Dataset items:
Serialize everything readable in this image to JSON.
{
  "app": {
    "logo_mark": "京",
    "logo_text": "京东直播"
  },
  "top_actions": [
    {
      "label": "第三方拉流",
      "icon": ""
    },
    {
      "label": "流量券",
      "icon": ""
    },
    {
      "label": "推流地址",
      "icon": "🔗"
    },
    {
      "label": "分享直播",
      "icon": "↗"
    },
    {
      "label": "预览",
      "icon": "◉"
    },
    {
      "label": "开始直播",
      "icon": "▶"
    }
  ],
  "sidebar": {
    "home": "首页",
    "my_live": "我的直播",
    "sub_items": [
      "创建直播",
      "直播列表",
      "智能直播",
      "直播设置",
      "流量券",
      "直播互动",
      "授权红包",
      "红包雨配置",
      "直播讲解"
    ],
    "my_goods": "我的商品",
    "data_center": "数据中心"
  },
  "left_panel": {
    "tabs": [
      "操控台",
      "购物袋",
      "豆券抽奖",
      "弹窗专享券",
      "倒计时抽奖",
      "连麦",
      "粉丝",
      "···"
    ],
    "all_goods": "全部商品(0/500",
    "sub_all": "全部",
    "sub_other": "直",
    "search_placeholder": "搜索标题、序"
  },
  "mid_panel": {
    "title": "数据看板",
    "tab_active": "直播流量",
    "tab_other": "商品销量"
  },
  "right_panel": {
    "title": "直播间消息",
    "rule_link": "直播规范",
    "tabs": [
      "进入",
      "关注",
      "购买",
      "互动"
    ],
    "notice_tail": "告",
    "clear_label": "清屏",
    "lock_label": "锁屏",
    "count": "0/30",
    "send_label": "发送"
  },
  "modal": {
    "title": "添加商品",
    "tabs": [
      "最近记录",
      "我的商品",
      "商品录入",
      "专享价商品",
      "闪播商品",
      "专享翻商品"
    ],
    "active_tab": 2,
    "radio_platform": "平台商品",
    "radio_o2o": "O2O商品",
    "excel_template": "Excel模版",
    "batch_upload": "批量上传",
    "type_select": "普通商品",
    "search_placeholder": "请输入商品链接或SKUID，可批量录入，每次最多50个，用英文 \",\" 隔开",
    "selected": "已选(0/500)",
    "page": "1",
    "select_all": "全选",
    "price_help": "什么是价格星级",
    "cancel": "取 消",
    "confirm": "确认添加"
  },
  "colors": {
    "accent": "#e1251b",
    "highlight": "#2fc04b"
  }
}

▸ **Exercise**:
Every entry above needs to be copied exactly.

▸ **Written solution**:
Serialize everything readable in this image to JSON.
{
  "app": {
    "logo_mark": "京",
    "logo_text": "京东直播"
  },
  "top_actions": [
    {
      "label": "第三方拉流",
      "icon": ""
    },
    {
      "label": "流量券",
      "icon": ""
    },
    {
      "label": "推流地址",
      "icon": "🔗"
    },
    {
      "label": "分享直播",
      "icon": "↗"
    },
    {
      "label": "预览",
      "icon": "◉"
    },
    {
      "label": "开始直播",
      "icon": "▶"
    }
  ],
  "sidebar": {
    "home": "首页",
    "my_live": "我的直播",
    "sub_items": [
      "创建直播",
      "直播列表",
      "智能直播",
      "直播设置",
      "流量券",
      "直播互动",
      "授权红包",
      "红包雨配置",
      "直播讲解"
    ],
    "my_goods": "我的商品",
    "data_center": "数据中心"
  },
  "left_panel": {
    "tabs": [
      "操控台",
      "购物袋",
      "豆券抽奖",
      "弹窗专享券",
      "倒计时抽奖",
      "连麦",
      "粉丝",
      "···"
    ],
    "all_goods": "全部商品(0/500",
    "sub_all": "全部",
    "sub_other": "直",
    "search_placeholder": "搜索标题、序"
  },
  "mid_panel": {
    "title": "数据看板",
    "tab_active": "直播流量",
    "tab_other": "商品销量"
  },
  "right_panel": {
    "title": "直播间消息",
    "rule_link": "直播规范",
    "tabs": [
      "进入",
      "关注",
      "购买",
      "互动"
    ],
    "notice_tail": "告",
    "clear_label": "清屏",
    "lock_label": "锁屏",
    "count": "0/30",
    "send_label": "发送"
  },
  "modal": {
    "title": "添加商品",
    "tabs": [
      "最近记录",
      "我的商品",
      "商品录入",
      "专享价商品",
      "闪播商品",
      "专享翻商品"
    ],
    "active_tab": 2,
    "radio_platform": "平台商品",
    "radio_o2o": "O2O商品",
    "excel_template": "Excel模版",
    "batch_upload": "批量上传",
    "type_select": "普通商品",
    "search_placeholder": "请输入商品链接或SKUID，可批量录入，每次最多50个，用英文 \",\" 隔开",
    "selected": "已选(0/500)",
    "page": "1",
    "select_all": "全选",
    "price_help": "什么是价格星级",
    "cancel": "取 消",
    "confirm": "确认添加"
  },
  "colors": {
    "accent": "#e1251b",
    "highlight": "#2fc04b"
  }
}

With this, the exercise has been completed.